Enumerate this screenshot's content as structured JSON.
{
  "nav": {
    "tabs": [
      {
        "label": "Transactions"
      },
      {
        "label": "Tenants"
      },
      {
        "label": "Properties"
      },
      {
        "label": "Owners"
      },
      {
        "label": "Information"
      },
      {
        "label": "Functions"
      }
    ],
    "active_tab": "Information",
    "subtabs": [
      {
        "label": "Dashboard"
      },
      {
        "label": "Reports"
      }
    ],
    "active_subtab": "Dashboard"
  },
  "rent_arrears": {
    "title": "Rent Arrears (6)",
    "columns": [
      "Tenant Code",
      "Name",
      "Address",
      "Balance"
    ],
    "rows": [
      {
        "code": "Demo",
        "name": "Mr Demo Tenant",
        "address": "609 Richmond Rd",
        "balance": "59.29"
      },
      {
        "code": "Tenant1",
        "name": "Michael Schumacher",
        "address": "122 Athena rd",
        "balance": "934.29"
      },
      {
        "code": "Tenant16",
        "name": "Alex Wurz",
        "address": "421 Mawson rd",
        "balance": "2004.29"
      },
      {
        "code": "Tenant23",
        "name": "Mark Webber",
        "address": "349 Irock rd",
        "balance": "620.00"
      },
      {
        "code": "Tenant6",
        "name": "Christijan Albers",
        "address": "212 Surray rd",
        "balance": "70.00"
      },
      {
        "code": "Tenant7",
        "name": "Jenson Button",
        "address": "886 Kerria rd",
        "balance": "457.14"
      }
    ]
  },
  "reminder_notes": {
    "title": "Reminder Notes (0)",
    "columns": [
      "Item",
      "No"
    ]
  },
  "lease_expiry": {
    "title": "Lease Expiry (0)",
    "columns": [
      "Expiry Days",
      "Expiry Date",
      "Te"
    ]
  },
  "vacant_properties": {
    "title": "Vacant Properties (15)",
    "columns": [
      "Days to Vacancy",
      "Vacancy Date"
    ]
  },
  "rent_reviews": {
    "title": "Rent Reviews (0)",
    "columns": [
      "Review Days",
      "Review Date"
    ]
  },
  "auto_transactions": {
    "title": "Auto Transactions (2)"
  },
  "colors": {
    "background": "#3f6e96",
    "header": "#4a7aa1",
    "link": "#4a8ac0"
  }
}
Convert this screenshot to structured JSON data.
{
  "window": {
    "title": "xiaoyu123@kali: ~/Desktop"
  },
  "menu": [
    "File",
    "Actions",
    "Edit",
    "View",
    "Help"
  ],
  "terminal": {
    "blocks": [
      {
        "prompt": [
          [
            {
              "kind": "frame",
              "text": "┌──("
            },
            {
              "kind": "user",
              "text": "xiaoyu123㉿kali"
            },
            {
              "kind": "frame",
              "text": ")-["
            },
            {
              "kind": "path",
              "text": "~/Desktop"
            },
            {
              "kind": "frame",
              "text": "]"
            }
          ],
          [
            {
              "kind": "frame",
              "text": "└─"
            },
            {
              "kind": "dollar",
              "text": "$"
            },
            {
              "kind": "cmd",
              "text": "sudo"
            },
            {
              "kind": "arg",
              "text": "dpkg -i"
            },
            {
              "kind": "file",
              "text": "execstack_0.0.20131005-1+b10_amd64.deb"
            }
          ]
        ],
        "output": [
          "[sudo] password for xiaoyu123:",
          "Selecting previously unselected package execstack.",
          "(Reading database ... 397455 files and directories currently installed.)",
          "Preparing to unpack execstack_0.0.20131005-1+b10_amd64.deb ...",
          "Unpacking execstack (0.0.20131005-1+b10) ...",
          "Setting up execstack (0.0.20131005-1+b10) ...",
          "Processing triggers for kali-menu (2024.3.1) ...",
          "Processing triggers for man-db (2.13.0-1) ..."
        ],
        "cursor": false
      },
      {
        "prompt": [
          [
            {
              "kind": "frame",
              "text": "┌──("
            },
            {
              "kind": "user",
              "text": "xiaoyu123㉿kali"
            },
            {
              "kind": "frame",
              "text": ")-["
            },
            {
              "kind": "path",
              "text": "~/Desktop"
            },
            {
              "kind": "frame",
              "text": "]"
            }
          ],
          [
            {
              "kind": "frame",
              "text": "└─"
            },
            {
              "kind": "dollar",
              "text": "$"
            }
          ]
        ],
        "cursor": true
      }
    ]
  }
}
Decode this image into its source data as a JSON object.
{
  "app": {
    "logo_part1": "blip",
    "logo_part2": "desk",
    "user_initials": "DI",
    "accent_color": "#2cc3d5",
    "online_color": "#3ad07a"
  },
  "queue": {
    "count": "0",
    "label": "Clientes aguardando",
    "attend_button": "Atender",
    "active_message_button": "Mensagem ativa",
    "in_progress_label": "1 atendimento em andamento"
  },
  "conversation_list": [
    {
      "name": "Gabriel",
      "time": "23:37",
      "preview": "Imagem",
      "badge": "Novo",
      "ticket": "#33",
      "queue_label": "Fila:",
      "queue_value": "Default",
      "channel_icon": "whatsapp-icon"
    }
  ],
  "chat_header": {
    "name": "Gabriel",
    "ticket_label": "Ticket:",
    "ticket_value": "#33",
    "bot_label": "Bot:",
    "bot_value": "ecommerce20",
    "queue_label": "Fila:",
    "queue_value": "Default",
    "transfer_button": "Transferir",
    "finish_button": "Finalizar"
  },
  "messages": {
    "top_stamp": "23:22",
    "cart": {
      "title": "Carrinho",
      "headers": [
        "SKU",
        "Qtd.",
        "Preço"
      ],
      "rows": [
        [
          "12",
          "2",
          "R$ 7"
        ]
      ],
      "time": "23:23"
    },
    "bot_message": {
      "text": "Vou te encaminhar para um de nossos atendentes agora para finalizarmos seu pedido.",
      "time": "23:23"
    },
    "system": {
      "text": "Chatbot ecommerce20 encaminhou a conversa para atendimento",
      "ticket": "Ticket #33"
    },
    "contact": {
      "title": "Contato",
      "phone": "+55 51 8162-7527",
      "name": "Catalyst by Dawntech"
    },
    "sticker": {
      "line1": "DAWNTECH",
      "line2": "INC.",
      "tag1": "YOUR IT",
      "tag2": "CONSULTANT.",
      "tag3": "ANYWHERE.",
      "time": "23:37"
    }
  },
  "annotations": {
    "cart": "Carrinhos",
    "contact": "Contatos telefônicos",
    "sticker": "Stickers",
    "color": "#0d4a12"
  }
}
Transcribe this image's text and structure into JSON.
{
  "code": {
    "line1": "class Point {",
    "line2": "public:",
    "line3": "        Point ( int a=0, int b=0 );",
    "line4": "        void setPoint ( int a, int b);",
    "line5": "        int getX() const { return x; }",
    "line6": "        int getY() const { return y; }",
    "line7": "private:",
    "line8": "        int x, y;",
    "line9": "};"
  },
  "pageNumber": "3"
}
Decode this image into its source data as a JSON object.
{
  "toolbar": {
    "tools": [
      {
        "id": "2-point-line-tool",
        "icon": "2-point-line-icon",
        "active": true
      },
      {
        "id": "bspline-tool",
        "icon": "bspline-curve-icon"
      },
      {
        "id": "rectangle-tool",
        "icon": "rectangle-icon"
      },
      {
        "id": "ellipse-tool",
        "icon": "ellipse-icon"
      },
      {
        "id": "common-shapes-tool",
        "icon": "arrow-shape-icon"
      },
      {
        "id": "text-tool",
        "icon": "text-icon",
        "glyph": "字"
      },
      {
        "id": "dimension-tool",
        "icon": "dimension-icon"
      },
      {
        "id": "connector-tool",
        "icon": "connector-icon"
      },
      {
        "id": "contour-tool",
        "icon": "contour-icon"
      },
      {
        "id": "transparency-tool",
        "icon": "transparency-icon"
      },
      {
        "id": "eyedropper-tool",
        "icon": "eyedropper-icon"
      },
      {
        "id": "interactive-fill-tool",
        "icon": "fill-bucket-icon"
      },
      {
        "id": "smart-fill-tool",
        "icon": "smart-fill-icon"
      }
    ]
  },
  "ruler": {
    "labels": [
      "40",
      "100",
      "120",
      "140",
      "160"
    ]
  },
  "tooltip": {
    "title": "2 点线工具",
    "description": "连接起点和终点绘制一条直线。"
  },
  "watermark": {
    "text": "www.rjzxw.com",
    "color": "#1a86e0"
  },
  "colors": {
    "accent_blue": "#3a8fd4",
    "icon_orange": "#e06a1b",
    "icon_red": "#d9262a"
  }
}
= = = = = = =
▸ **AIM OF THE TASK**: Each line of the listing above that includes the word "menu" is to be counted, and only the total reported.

▸ **SOLUTION TO THIS EXERCISE**: 2